Merlin falcons are another species of falcon that are very small in size. However, their size does not compromise their ferocity.
A merlin falcon has dark grey feathers covering the head, back, and wings, with grey and white, barred feathers in the underwing area. They can also have brown feathers with the same pattern as described.
These small raptors have a sharp and shrill cry which is easily distinguishable from other birds. Along with small birds, their diet consists of rodents, dragonflies, reptiles, and bats. Merlins are very strong fliers, and you can most likely catch them flying in Oregon during winter.
Merlin falcons might look fluffy and cute, but they are extremely aggressive and territorial. When in contact with humans, they can attack with their sharp beaks and talons.
4. Prairie Falcon (Falco mexicanus)
Quick Species Profile
- Length: 15 – 18 inches
- Weight: 1.1 – 1.4 lbs. (males) and 1.7 – 2.1 lbs. (females)
- Wingspan: 3.5 feet
- Commonly found in: North America (mostly in the west), Southern Canada, Northern Mexico
Prairie falcons have a beautiful distribution of feathers colored grayish brown, with a white breast and underside covered with brown dots. A striking dark outline covers the edges of the inside of the wings. They have a massive wingspan which is hard to miss if they are flying in the air.
These raptors are extremely protective of their nests and will kill any creature in the way that they think serves as a threat. Although these birds are big in size, it can sometimes be hard to spot them as they are super-fast and constantly moving.
It is rare to find prairie falcons just perching atop a tree or building.
Diets for these birds typically consist of small mammals such as gophers, squirrels, prairie dogs, and rabbits.
When a prairie falcon spots its prey, it will not stop until hunting it down. No matter how long or how far they have to fly, they will make sure to catch their kill.
5. Gyrfalcon (Falco rusticolus)
Quick Species Profile –
- Length: 19 – 25.5 inches
- Weight: 1 – 2 lbs. (males) and 2 – 4 lbs. (females)
- Wingspan: 4 – 5.3 feet
- Commonly found in: Arctic regions in North America, Europe, and Asia.
Gyrfalcons are the biggest species of falcon in the, with a massive wingspan that is the size of a whole person. Identifying a gyrfalcon can sometimes be tricky as they don’t have a specific color of feathers.
They can be all white, silver, grey, and also brown, and grey-black with small markings all over their wings and underparts.
Gyrfalcons usually breed in colder areas such as Alaska and other countries in the north. They will typically eat any game they are able to hunt but usually go for medium-sized mammals and birds.

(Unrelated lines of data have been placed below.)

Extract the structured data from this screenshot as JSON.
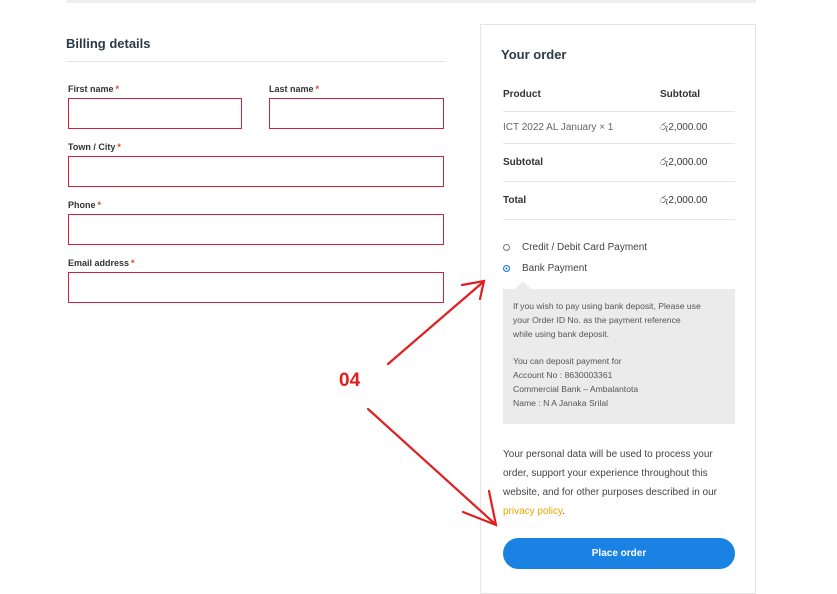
{
  "billing": {
    "title": "Billing details",
    "first_name_label": "First name",
    "last_name_label": "Last name",
    "town_label": "Town / City",
    "phone_label": "Phone",
    "email_label": "Email address",
    "required_mark": "*"
  },
  "order": {
    "title": "Your order",
    "header": {
      "product": "Product",
      "subtotal": "Subtotal"
    },
    "item": {
      "product": "ICT 2022 AL January",
      "qty": "× 1",
      "price": "රු2,000.00"
    },
    "subtotal": {
      "label": "Subtotal",
      "value": "රු2,000.00"
    },
    "total": {
      "label": "Total",
      "value": "රු2,000.00"
    },
    "payment_options": [
      {
        "label": "Credit / Debit Card Payment",
        "selected": false
      },
      {
        "label": "Bank Payment",
        "selected": true
      }
    ],
    "bank_info": {
      "line1": "If you wish to pay using bank deposit, Please use",
      "line2": "your Order ID No. as the payment reference",
      "line3": "while using bank deposit.",
      "line4": "You can deposit payment for",
      "line5": "Account No : 8630003361",
      "line6": "Commercial Bank – Ambalantota",
      "line7": "Name : N A Janaka Srilal"
    },
    "privacy_text": "Your personal data will be used to process your order, support your experience throughout this website, and for other purposes described in our",
    "privacy_link": "privacy policy",
    "privacy_end": ".",
    "place_order": "Place order"
  },
  "annotation": {
    "label": "04",
    "color": "#e02020"
  },
  "colors": {
    "accent": "#1a82e2",
    "error_border": "#d6213d",
    "link": "#e9a400"
  }
}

These raptors are very loyal animals and are known to mate for life. They are basically “married” and do not pursue any other mate unless one of them dies.

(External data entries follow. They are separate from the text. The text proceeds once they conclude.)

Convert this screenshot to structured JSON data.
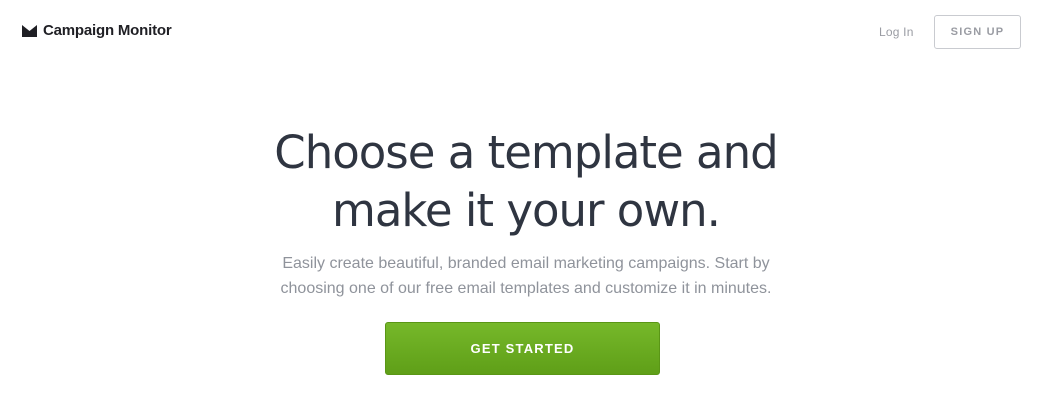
{
  "header": {
    "logo_icon": "envelope-logo-icon",
    "logo_text": "Campaign Monitor",
    "login_label": "Log In",
    "signup_label": "SIGN UP"
  },
  "hero": {
    "title_line1": "Choose a template and",
    "title_line2": "make it your own.",
    "subtitle_line1": "Easily create beautiful, branded email marketing campaigns. Start by",
    "subtitle_line2": "choosing one of our free email templates and customize it in minutes.",
    "cta_label": "GET STARTED"
  },
  "colors": {
    "title": "#2f3541",
    "subtitle": "#8f939b",
    "cta_green": "#6aab21",
    "muted_link": "#9a9ca3"
  }
}
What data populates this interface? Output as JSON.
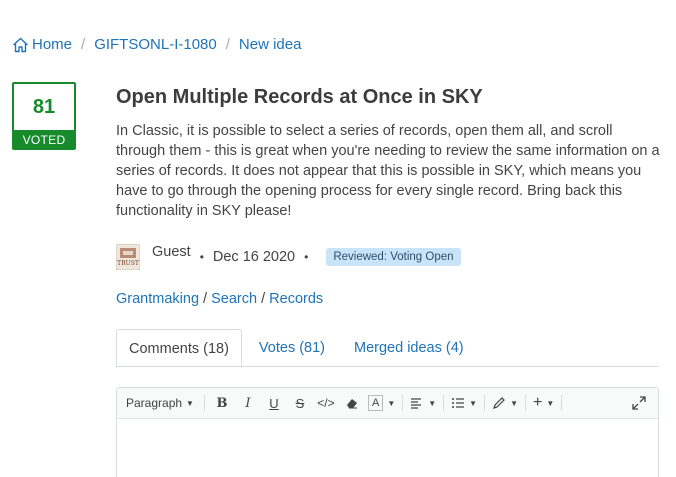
{
  "breadcrumb": {
    "home": "Home",
    "sep1": "/",
    "category": "GIFTSONL-I-1080",
    "sep2": "/",
    "current": "New idea"
  },
  "vote": {
    "count": "81",
    "label": "VOTED",
    "color": "#178a2b"
  },
  "idea": {
    "title": "Open Multiple Records at Once in SKY",
    "description": "In Classic, it is possible to select a series of records, open them all, and scroll through them - this is great when you're needing to review the same information on a series of records. It does not appear that this is possible in SKY, which means you have to go through the opening process for every single record. Bring back this functionality in SKY please!"
  },
  "meta": {
    "avatar_text": "TRUST",
    "user": "Guest",
    "dot": "•",
    "date": "Dec 16 2020",
    "status_badge": "Reviewed: Voting Open"
  },
  "categories": {
    "items": [
      "Grantmaking",
      "Search",
      "Records"
    ],
    "sep": "/"
  },
  "tabs": [
    {
      "label": "Comments (18)",
      "active": true
    },
    {
      "label": "Votes (81)",
      "active": false
    },
    {
      "label": "Merged ideas (4)",
      "active": false
    }
  ],
  "editor": {
    "paragraph_label": "Paragraph",
    "bold": "B",
    "italic": "I",
    "underline": "U",
    "strike": "S",
    "code": "</>",
    "font_color": "A",
    "insert": "+"
  },
  "colors": {
    "link": "#1f73b7",
    "badge_bg": "#c9e4f8"
  }
}
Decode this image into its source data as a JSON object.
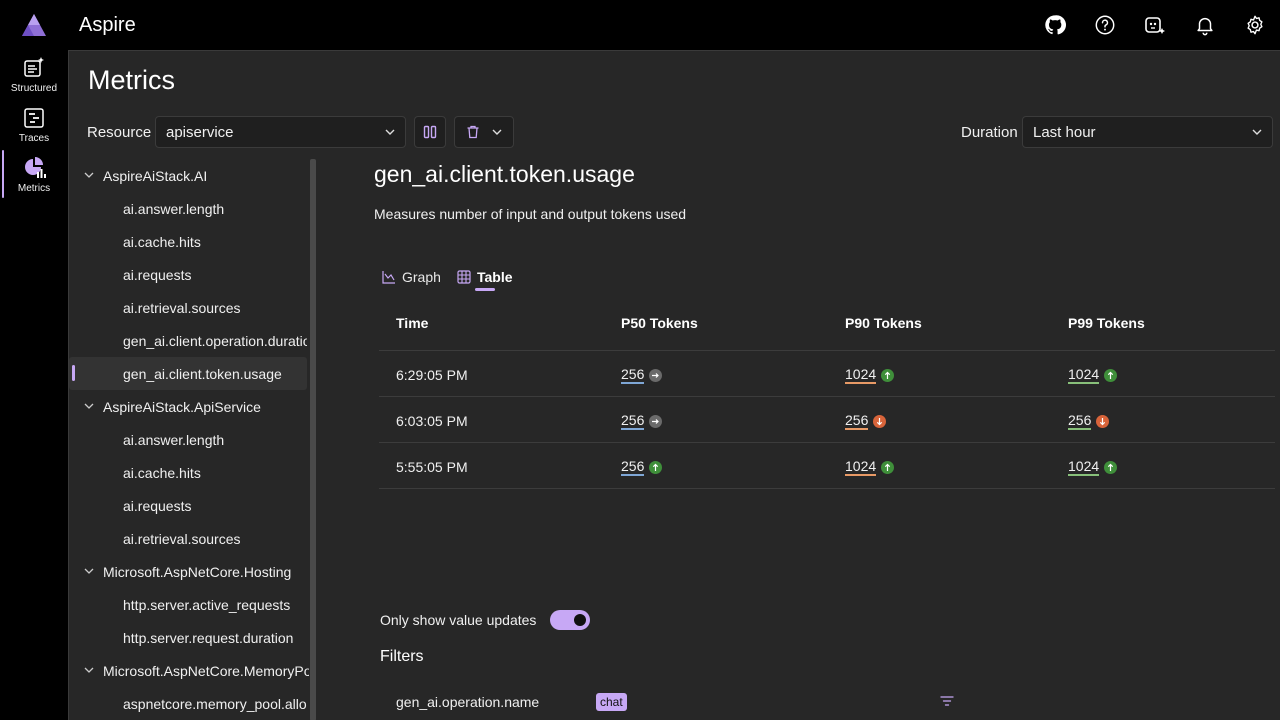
{
  "app": {
    "title": "Aspire"
  },
  "header_icons": [
    "github-icon",
    "help-icon",
    "copilot-icon",
    "bell-icon",
    "gear-icon"
  ],
  "rail": {
    "items": [
      {
        "label": "Structured",
        "icon": "structured-logs-icon"
      },
      {
        "label": "Traces",
        "icon": "traces-icon"
      },
      {
        "label": "Metrics",
        "icon": "metrics-icon",
        "active": true
      }
    ]
  },
  "page": {
    "title": "Metrics"
  },
  "toolbar": {
    "resource_label": "Resource",
    "resource_value": "apiservice",
    "duration_label": "Duration",
    "duration_value": "Last hour"
  },
  "tree": {
    "groups": [
      {
        "name": "AspireAiStack.AI",
        "items": [
          "ai.answer.length",
          "ai.cache.hits",
          "ai.requests",
          "ai.retrieval.sources",
          "gen_ai.client.operation.duration",
          "gen_ai.client.token.usage"
        ]
      },
      {
        "name": "AspireAiStack.ApiService",
        "items": [
          "ai.answer.length",
          "ai.cache.hits",
          "ai.requests",
          "ai.retrieval.sources"
        ]
      },
      {
        "name": "Microsoft.AspNetCore.Hosting",
        "items": [
          "http.server.active_requests",
          "http.server.request.duration"
        ]
      },
      {
        "name": "Microsoft.AspNetCore.MemoryPool",
        "items": [
          "aspnetcore.memory_pool.allocated"
        ]
      }
    ],
    "selected": "gen_ai.client.token.usage"
  },
  "metric": {
    "title": "gen_ai.client.token.usage",
    "description": "Measures number of input and output tokens used"
  },
  "tabs": [
    {
      "label": "Graph",
      "icon": "chart-icon"
    },
    {
      "label": "Table",
      "icon": "table-icon",
      "active": true
    }
  ],
  "table": {
    "headers": [
      "Time",
      "P50 Tokens",
      "P90 Tokens",
      "P99 Tokens"
    ],
    "rows": [
      {
        "time": "6:29:05 PM",
        "p50": "256",
        "p50_trend": "flat",
        "p90": "1024",
        "p90_trend": "up",
        "p99": "1024",
        "p99_trend": "up"
      },
      {
        "time": "6:03:05 PM",
        "p50": "256",
        "p50_trend": "flat",
        "p90": "256",
        "p90_trend": "down",
        "p99": "256",
        "p99_trend": "down"
      },
      {
        "time": "5:55:05 PM",
        "p50": "256",
        "p50_trend": "up",
        "p90": "1024",
        "p90_trend": "up",
        "p99": "1024",
        "p99_trend": "up"
      }
    ]
  },
  "toggle": {
    "label": "Only show value updates",
    "on": true
  },
  "filters": {
    "title": "Filters",
    "items": [
      {
        "name": "gen_ai.operation.name",
        "value": "chat"
      }
    ]
  },
  "colors": {
    "accent": "#c7a8f5",
    "trend_up": "#3f8f3a",
    "trend_down": "#d8643a",
    "trend_flat": "#6a6a6a"
  }
}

Gyrfalcons are very clever hunters and intelligent birds in general. They were considered to be royal birds in medieval times.
Where Do Falcons Migrate During Winter?
Just like all flight birds and other raptors, falcons in Oregon will migrate to other areas as the seasons change. Here’s a table of the range maps according to species of where falcons migrate to in winter and year-round.
|Species Name||Winter Migration to||Year-round availability|
|Peregrine Falcon||West and South-east states||States near and including Oregon, Nevada, Arizona|
|American Kestrel||States near the Gulf of Mexico||All over the country|
|Merlin||West and Central America||Northern states (Wyoming, Montana) and Canada|
|Prairie Falcon||Central America||Western states (Oregon, Utah, California, Nevada, Arizona)|
|Gyrfalcon||Northern states and Canada||Alaska and northern hemisphere countries|
Even if you’re not interested in birds, the different types of falcons in Oregon will change that feeling for sure. If you reside in Oregon, be sure to check the season and get out that high-res camera of yours because there’s some falcon-watching to do!